Last - I am going back on my word. I said I wasn't going to post any base line images. But I also promised many images with hot red background, which apparently, I haven't. So below are a set of images captured at high ISO and typical low light conditions.
Worth adding is the fine tuning of the exposure in post. Apparently, the flickering incandescent light source had a significant impact in exposure.
APPENDIX - HIGH ISO UNDER COMMON LOWER LIGHT CONDITIONS AT CORRECT EXPOSURE
Now that I've posted this baseline too, it does give me a better understanding why the Leica SL is better at high ISO and dynamic range. Clearly the evidence of horizontal banding is clearer on the M10 than on the SL. But with that said, the color rendering of the M10 is warmer and noticeably more pleasant, especially with regards to the shadows in skin tones.

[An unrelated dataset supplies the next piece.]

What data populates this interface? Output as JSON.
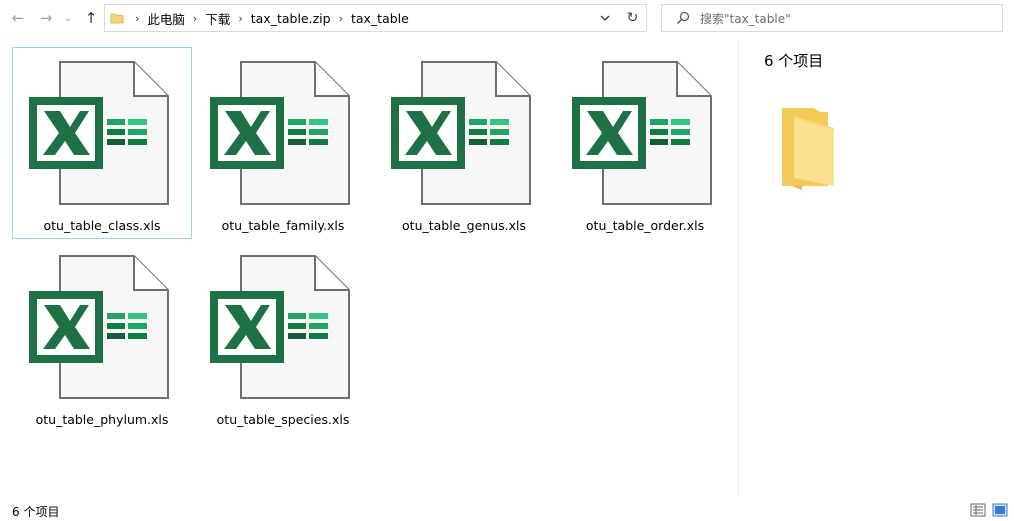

I do love hot red. I love the Leica M10. And I still love the Leica SL.
Overall, the evidence would support the conclusion that the Leica SL has better high ISO and dynamic range than the Leica M10. In retrospect, this should not have been a surprise. There was actually a hint of that posted in the Part I preview of this comparison. I guess bias made me dismissive. All the more reason to conduct a comparison. And if not for the sake of verification, then just dumb curiosity, I guess.
Admittedly, there wasn't as much hot red as I had intended for this post. I guess I will have to remedy that in my next two posts. So please stay updated.
All comparisons used the same exposure settings except for the shutter speed. For some unknown reason, the Leica M10 required an additional stop of light in order to capture the same render as the Leica SL. All images were photographed with the APO 50mm f/2 Summicron ASPH - although the one fitted on the M10 was an earlier edition with the lens flare defect. All the images on this post were optimized at varying degrees on Lightroom, unless stated otherwise. None of the images were cropped (except of the title image).